An attempt to amend last year’s petroleum profits tax moved in both House and Senate, passing in the Senate, but never reached a final vote in the House.

The bills would have added costs resulting from improper maintenance or lack of maintenance to the list of items companies cannot claim as lease expenditures in calculating taxes due under PPT.

House Democrats called for a floor vote May 16 to move Senate Bill 80, the PPT amendment, out of House Finance. The vote failed on party lines, 16 yeas to 23 nays.

House Bill 128, which passed House Oil and Gas, Resources and Judiciary, is also in House Finance.

In the Senate, Tom Wagoner, R-Kenai, moved that the Legislature extend the session by 10 days to deal with remaining issues including PPT. Wagoner, the Senate sponsor of SB 80, is a member of the five-member Republican minority; the vote failed 5 yeas to 14 nays.
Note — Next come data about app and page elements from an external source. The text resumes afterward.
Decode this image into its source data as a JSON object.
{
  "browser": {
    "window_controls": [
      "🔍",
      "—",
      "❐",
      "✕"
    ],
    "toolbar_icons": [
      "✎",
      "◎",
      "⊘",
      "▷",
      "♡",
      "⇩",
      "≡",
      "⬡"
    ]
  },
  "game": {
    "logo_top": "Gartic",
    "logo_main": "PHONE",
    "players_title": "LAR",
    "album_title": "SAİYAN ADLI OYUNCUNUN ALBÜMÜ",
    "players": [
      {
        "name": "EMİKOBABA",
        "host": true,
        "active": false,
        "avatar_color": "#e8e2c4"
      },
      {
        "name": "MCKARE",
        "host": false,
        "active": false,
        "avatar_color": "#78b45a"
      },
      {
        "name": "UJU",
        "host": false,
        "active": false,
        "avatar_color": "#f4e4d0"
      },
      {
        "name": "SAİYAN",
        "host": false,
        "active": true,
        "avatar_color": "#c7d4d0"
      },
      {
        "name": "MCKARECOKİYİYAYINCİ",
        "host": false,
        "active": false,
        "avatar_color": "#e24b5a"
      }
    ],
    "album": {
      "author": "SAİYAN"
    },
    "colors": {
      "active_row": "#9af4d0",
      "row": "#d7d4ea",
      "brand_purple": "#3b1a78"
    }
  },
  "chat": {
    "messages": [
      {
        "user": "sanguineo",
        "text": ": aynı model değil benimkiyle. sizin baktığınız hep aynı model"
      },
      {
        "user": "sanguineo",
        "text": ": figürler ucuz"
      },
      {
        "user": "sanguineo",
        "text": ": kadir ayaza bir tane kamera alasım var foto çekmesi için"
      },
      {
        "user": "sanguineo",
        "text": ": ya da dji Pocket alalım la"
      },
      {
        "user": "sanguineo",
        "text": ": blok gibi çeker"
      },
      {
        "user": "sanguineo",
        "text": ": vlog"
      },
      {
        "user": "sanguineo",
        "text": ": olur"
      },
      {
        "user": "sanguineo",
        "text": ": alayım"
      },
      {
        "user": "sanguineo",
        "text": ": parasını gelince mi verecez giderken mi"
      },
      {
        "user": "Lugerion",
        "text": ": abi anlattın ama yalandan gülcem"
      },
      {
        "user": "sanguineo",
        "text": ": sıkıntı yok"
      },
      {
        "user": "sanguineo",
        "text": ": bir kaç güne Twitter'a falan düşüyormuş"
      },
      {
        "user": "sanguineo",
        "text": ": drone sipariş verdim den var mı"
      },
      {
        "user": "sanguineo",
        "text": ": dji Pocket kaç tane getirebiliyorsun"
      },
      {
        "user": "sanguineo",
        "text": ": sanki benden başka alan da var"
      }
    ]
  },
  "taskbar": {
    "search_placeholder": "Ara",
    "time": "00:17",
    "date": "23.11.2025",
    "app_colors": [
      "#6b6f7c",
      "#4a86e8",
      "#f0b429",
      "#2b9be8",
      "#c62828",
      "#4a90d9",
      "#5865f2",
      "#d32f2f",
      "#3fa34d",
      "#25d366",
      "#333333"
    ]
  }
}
SB 80 cleared Senate Finance May 8 and passed the Senate 20 to 0 May 10. The bill was referred to House Finance May 11; a hearing scheduled for May 12 was postponed.

HB 128 was introduced Feb. 12, heard and passed out of Oil and Gas; it went to House Resources early in April where it was heard, held and finally assigned to a subcommittee. A vote to move the bill out of Resources failed in early May; then members agreed to move the bill if a Judiciary Committee referral was added. Judiciary heard the bill and moved it May 8; it has been in Finance since. No hearing has been held.

Special session likely this fall

Gov. Sarah Palin said May 17 that she thought SB 80 should have passed.

The subject will likely be taken up in a special session, the governor said.

“We need to revisit PPT. I think we shouldn’t have to ask for anymore evidence to surface that explains why we have to revisit oil taxes. Our oil tax formula was changed under a dark cloud of suspicion. We’re going to clear it up. And the FBI is already clearing some of it up for us.”

The best way to revisit PPT is a special session, the governor said. “It should be in the fall after we have time to fully evaluate the PPT rates … (and) we can present facts, figures, data to the lawmakers.”

Time is also needed to debate a gross tax vs. PPT, she said.

Palin said she’s been told fall is the best time for a special session, “after fishing season but before hunting season.”

—Kristen Nelson